Atkinson Grimshaw Gallery
Grimshaw's primary influence was the Pre-Raphaelites. True to the Pre-Raphaelite style, he put forth landscapes of accurate color and lighting, and vivid detail. He often painted landscapes that typified seasons or a type of weather; city and suburban street scenes and moonlit views of the docks in London, Leeds, Liverpool, and Glasgow also figured largely in his art. By applying his skill in lighting effects, and unusually careful attention to detail, he was often capable of intricately describing a scene, while strongly conveying its mood. His "paintings of dampened gas-lit streets and misty waterfronts conveyed an eerie warmth as well as alienation in the urban scene."
Dulce Domum (1855), on whose reverse Grimshaw wrote, "mostly painted under great difficulties," captures the music portrayed in the piano player, entices the eye to meander through the richly decorated room, and to consider the still and silent young lady who is meanwhile listening. Grimshaw painted more interior scenes, especially in the 1870s, when he worked until the influence of James Tissot and the Aesthetic Movement.
On Hampstead Hill is considered one of Grimshaw's finest, exemplifying his skill with a variety of light sources, in capturing the mood of the passing of twilight into the onset of night. In his later career this use of twilight, and urban scenes under yellow light were highly popular, especially with his middle-class patrons.
His later work included imagined scenes from the Greek and Roman empires, and he also painted literary subjects from Longfellow and Tennyson ?? pictures including Elaine and The Lady of Shalott. (Grimshaw named all of his children after characters in Tennyson's poems.)
In the 1880s, Grimshaw maintained a London studio in Chelsea, not far from the comparable facility of James Abbott McNeill Whistler. After visiting Grimshaw, Whistler remarked that "I considered myself the inventor of Nocturnes until I saw Grimmy's moonlit pictures." Unlike Whistler's Impressionistic night scenes, however, Grimshaw worked in a realistic vein: "sharply focused, almost photographic," his pictures innovated in applying the tradition of rural moonlight images to the Victorian city, recording "the rain and mist, the puddles and smoky fog of late Victorian industrial England with great poetry."
Some artists of Grimshaw's period, both famous and obscure, generated rich documentary records; Vincent Van Gogh and James Smetham are good examples.
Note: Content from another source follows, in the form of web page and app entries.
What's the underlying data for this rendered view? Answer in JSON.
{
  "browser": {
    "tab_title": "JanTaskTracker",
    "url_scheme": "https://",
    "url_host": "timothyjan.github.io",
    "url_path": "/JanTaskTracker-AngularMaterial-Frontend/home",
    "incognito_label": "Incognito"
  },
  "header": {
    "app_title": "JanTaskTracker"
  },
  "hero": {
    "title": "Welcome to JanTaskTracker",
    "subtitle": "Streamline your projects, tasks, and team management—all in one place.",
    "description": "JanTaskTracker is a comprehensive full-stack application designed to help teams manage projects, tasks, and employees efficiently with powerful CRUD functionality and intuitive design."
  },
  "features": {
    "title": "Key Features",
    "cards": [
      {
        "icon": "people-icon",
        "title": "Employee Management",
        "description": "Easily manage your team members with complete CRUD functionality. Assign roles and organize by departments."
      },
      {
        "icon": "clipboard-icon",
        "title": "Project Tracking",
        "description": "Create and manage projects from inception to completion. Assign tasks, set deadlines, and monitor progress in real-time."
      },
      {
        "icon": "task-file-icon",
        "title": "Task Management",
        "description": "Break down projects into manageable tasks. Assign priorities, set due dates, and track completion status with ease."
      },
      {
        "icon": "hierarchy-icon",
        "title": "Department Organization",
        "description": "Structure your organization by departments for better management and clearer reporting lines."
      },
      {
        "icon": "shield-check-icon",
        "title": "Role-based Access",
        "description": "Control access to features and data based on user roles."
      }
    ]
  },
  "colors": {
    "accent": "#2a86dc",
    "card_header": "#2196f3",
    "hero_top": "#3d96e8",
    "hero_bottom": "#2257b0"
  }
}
Others, like Edward Pritchett, left nothing. Grimshaw left behind him no letters, journals, or papers; scholars and critics have little material on which to base their understanding of his life and career.
Grimshaw died 13 October 1893, and is buried in Woodhouse cemetery, Leeds. His reputation rested, and his legacy is probably based on, his townscapes. The second half of the twentieth century saw a major revival of interest in Grimshaw's work, with several important exhibits of his canon. Related Paintings of Atkinson Grimshaw :. | In Peril | Quai de Paris Rouen | In the pleasure | Rouce at Night | Nightfall Down the Thames |
Related Artists:Eugenio Landesio
painted La hacienda de Colon in 1857 - 1858
Jewett, William Smith
American, 1792-1874Aniello Falcone
(1600-1665) was an Italian Baroque painter, active in Naples and noted for his painted depictions of battle scenes.
Born in Naples the son of a tradesman, he showed his artistic tendency at an early age. He first received some instruction from a relative, and then became one of the most prominent pupils apprenticed under Jose de Ribera. Salvatore Rosa, in turn, is said to have apprenticed under Aniello.
The Anchorite, ca. 1650 Wikimedia Commons has media related to: Aniello Falcone
Besides battle pictures, large and small, taken from biblical as well as secular history, he painted various religious subjects, which, however, count for little in his general reputation. He became, as a battle painter, almost as celebrated as Giacomo Borgognone, and was named L' Oracolo delle Battaglie. His works have animation, variety, truth to nature, and careful color.
Falcone was bold, generous, accustomed to arms, and an excellent fencer. In the insurrection of 1647, led by Masaniello, he resolved to be bloodily avenged for the death, at the hands of two Spaniards, of a nephew and of a pupil in the school of art which he had established in Naples. Salvator Rosa, Carlo Coppola, among others, and he formed an armed band named the Compagnia della Morte, or Company of Death. (See Salvator Rosa.) They battled in the streets by day; at night they were painters again, and handled the brush with impetuous zeal.
Rule restored, they decamped. Falcone and Rosa made off to Rome; here Borgognone noticed the works of Falcone, and became his friend, and a French gentleman induced him to go to France, where Louis XIV became one of his patrons. Ultimately Jean-Baptiste Colbert obtained permission for the painter to return to Naples, and there he died in 1665.